Data records for software interfaces:
____

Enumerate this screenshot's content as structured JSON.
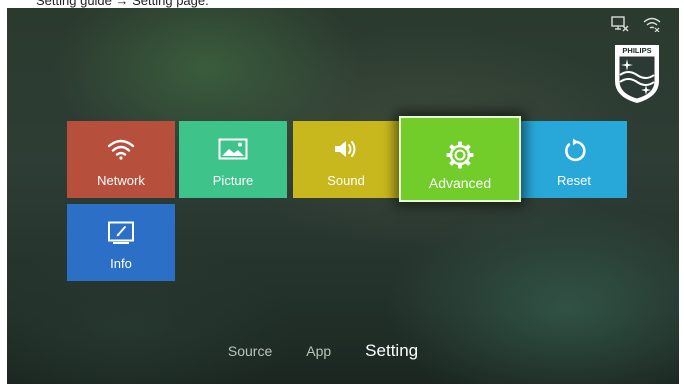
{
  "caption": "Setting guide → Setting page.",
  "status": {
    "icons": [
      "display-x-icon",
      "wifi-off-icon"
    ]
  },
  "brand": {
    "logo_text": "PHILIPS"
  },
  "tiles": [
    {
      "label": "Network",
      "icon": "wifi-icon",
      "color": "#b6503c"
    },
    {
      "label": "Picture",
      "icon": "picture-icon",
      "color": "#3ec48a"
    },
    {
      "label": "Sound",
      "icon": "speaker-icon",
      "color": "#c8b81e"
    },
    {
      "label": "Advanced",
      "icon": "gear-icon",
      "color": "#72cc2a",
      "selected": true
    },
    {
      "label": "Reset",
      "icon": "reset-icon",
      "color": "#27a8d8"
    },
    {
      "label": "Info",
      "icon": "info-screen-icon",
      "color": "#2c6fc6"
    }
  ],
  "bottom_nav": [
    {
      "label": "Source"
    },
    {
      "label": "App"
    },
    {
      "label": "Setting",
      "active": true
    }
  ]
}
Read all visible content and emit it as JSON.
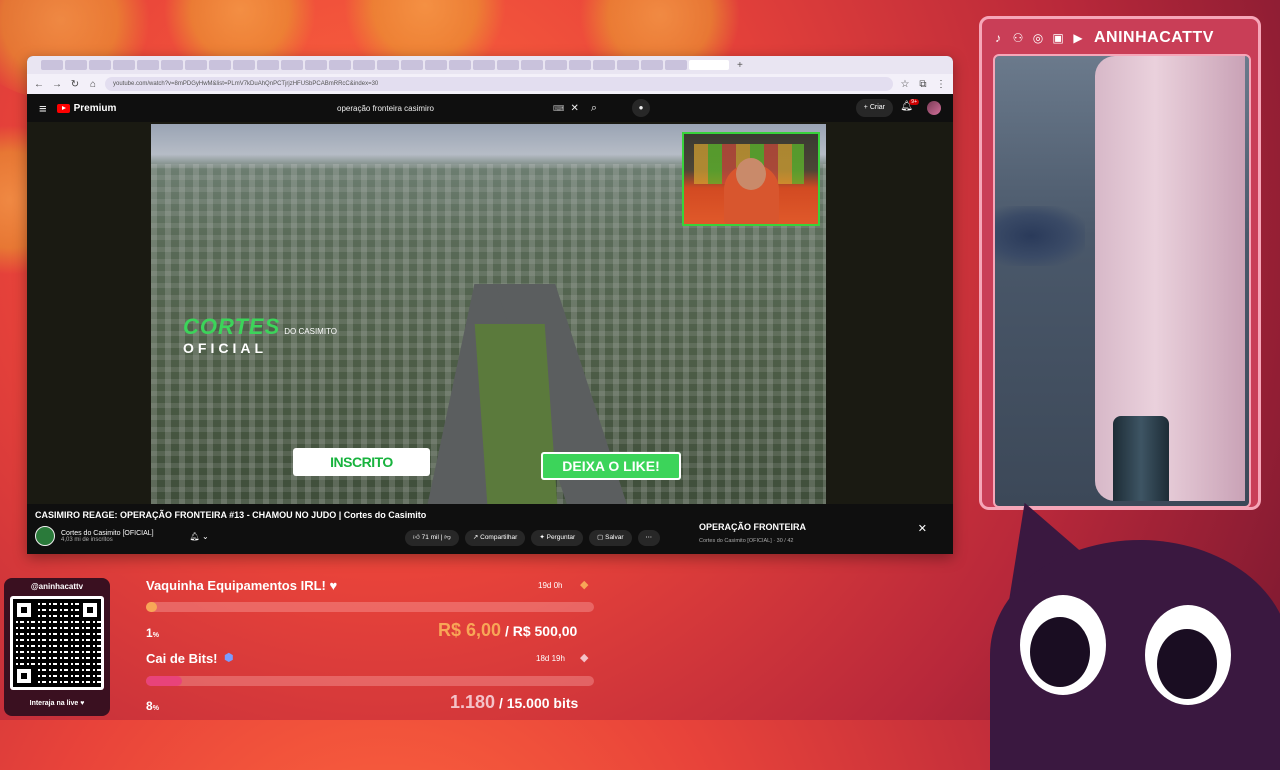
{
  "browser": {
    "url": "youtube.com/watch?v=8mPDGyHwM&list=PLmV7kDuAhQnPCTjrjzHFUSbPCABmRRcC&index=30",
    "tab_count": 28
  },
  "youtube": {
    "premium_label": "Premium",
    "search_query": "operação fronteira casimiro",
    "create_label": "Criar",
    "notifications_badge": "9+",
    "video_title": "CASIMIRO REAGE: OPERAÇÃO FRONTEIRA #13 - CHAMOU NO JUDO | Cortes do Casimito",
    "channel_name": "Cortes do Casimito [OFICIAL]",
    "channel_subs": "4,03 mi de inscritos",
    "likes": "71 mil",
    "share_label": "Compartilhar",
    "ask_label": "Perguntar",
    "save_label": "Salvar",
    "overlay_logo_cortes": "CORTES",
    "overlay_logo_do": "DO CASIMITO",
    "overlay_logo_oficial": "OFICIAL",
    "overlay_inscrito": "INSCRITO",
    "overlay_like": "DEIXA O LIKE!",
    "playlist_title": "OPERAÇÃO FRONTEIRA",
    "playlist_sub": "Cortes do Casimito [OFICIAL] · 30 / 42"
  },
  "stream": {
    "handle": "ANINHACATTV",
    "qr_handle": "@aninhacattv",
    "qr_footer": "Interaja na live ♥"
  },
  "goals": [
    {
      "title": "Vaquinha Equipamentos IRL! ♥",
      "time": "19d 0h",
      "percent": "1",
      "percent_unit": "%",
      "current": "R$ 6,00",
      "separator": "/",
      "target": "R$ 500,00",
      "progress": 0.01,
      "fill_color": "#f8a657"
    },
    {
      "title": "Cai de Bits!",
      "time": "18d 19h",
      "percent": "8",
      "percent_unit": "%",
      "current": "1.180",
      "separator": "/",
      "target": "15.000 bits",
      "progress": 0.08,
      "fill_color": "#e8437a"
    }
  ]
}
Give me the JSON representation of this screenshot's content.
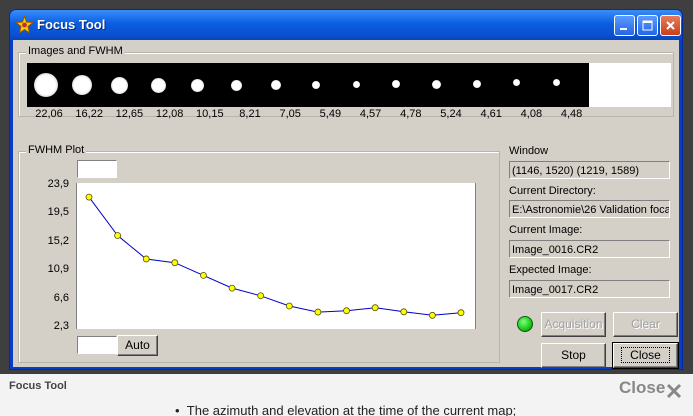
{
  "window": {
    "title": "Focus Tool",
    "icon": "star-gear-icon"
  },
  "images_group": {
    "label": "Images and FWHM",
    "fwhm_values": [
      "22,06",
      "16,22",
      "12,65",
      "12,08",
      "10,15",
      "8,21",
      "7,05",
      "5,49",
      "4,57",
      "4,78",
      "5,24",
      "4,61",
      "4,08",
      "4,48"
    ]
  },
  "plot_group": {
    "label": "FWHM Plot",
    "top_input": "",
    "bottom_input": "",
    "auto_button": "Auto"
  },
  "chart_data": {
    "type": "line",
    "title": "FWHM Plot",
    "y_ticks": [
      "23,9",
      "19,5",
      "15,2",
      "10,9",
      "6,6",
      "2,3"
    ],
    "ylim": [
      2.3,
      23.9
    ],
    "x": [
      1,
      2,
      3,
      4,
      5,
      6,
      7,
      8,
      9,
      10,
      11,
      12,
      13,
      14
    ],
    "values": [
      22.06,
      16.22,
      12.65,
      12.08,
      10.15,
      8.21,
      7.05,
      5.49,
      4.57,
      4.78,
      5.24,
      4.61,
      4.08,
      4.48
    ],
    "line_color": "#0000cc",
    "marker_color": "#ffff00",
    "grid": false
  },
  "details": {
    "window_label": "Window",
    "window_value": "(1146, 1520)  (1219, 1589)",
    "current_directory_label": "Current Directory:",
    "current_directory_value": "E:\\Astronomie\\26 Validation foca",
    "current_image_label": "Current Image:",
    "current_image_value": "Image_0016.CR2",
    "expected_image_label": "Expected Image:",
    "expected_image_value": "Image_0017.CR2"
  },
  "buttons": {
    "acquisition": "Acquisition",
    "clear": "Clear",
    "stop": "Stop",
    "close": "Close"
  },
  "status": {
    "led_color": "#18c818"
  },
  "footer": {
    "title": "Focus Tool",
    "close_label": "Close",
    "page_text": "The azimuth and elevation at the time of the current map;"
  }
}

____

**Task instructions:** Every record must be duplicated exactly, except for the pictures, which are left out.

**Result of this task:**
Enumerate this screenshot's content as structured JSON.
{
  "caption": "Setting guide → Setting page.",
  "status": {
    "icons": [
      "display-x-icon",
      "wifi-off-icon"
    ]
  },
  "brand": {
    "logo_text": "PHILIPS"
  },
  "tiles": [
    {
      "label": "Network",
      "icon": "wifi-icon",
      "color": "#b6503c"
    },
    {
      "label": "Picture",
      "icon": "picture-icon",
      "color": "#3ec48a"
    },
    {
      "label": "Sound",
      "icon": "speaker-icon",
      "color": "#c8b81e"
    },
    {
      "label": "Advanced",
      "icon": "gear-icon",
      "color": "#72cc2a",
      "selected": true
    },
    {
      "label": "Reset",
      "icon": "reset-icon",
      "color": "#27a8d8"
    },
    {
      "label": "Info",
      "icon": "info-screen-icon",
      "color": "#2c6fc6"
    }
  ],
  "bottom_nav": [
    {
      "label": "Source"
    },
    {
      "label": "App"
    },
    {
      "label": "Setting",
      "active": true
    }
  ]
}
Read all visible content and emit it as JSON.
{
  "browser": {
    "url": "youtube.com/watch?v=8mPDGyHwM&list=PLmV7kDuAhQnPCTjrjzHFUSbPCABmRRcC&index=30",
    "tab_count": 28
  },
  "youtube": {
    "premium_label": "Premium",
    "search_query": "operação fronteira casimiro",
    "create_label": "Criar",
    "notifications_badge": "9+",
    "video_title": "CASIMIRO REAGE: OPERAÇÃO FRONTEIRA #13 - CHAMOU NO JUDO | Cortes do Casimito",
    "channel_name": "Cortes do Casimito [OFICIAL]",
    "channel_subs": "4,03 mi de inscritos",
    "likes": "71 mil",
    "share_label": "Compartilhar",
    "ask_label": "Perguntar",
    "save_label": "Salvar",
    "overlay_logo_cortes": "CORTES",
    "overlay_logo_do": "DO CASIMITO",
    "overlay_logo_oficial": "OFICIAL",
    "overlay_inscrito": "INSCRITO",
    "overlay_like": "DEIXA O LIKE!",
    "playlist_title": "OPERAÇÃO FRONTEIRA",
    "playlist_sub": "Cortes do Casimito [OFICIAL] · 30 / 42"
  },
  "stream": {
    "handle": "ANINHACATTV",
    "qr_handle": "@aninhacattv",
    "qr_footer": "Interaja na live ♥"
  },
  "goals": [
    {
      "title": "Vaquinha Equipamentos IRL! ♥",
      "time": "19d 0h",
      "percent": "1",
      "percent_unit": "%",
      "current": "R$ 6,00",
      "separator": "/",
      "target": "R$ 500,00",
      "progress": 0.01,
      "fill_color": "#f8a657"
    },
    {
      "title": "Cai de Bits!",
      "time": "18d 19h",
      "percent": "8",
      "percent_unit": "%",
      "current": "1.180",
      "separator": "/",
      "target": "15.000 bits",
      "progress": 0.08,
      "fill_color": "#e8437a"
    }
  ]
}
Give me the JSON representation of this screenshot's content.
{
  "window": {
    "title": "Focus Tool",
    "icon": "star-gear-icon"
  },
  "images_group": {
    "label": "Images and FWHM",
    "fwhm_values": [
      "22,06",
      "16,22",
      "12,65",
      "12,08",
      "10,15",
      "8,21",
      "7,05",
      "5,49",
      "4,57",
      "4,78",
      "5,24",
      "4,61",
      "4,08",
      "4,48"
    ]
  },
  "plot_group": {
    "label": "FWHM Plot",
    "top_input": "",
    "bottom_input": "",
    "auto_button": "Auto"
  },
  "chart_data": {
    "type": "line",
    "title": "FWHM Plot",
    "y_ticks": [
      "23,9",
      "19,5",
      "15,2",
      "10,9",
      "6,6",
      "2,3"
    ],
    "ylim": [
      2.3,
      23.9
    ],
    "x": [
      1,
      2,
      3,
      4,
      5,
      6,
      7,
      8,
      9,
      10,
      11,
      12,
      13,
      14
    ],
    "values": [
      22.06,
      16.22,
      12.65,
      12.08,
      10.15,
      8.21,
      7.05,
      5.49,
      4.57,
      4.78,
      5.24,
      4.61,
      4.08,
      4.48
    ],
    "line_color": "#0000cc",
    "marker_color": "#ffff00",
    "grid": false
  },
  "details": {
    "window_label": "Window",
    "window_value": "(1146, 1520)  (1219, 1589)",
    "current_directory_label": "Current Directory:",
    "current_directory_value": "E:\\Astronomie\\26 Validation foca",
    "current_image_label": "Current Image:",
    "current_image_value": "Image_0016.CR2",
    "expected_image_label": "Expected Image:",
    "expected_image_value": "Image_0017.CR2"
  },
  "buttons": {
    "acquisition": "Acquisition",
    "clear": "Clear",
    "stop": "Stop",
    "close": "Close"
  },
  "status": {
    "led_color": "#18c818"
  },
  "footer": {
    "title": "Focus Tool",
    "close_label": "Close",
    "page_text": "The azimuth and elevation at the time of the current map;"
  }
}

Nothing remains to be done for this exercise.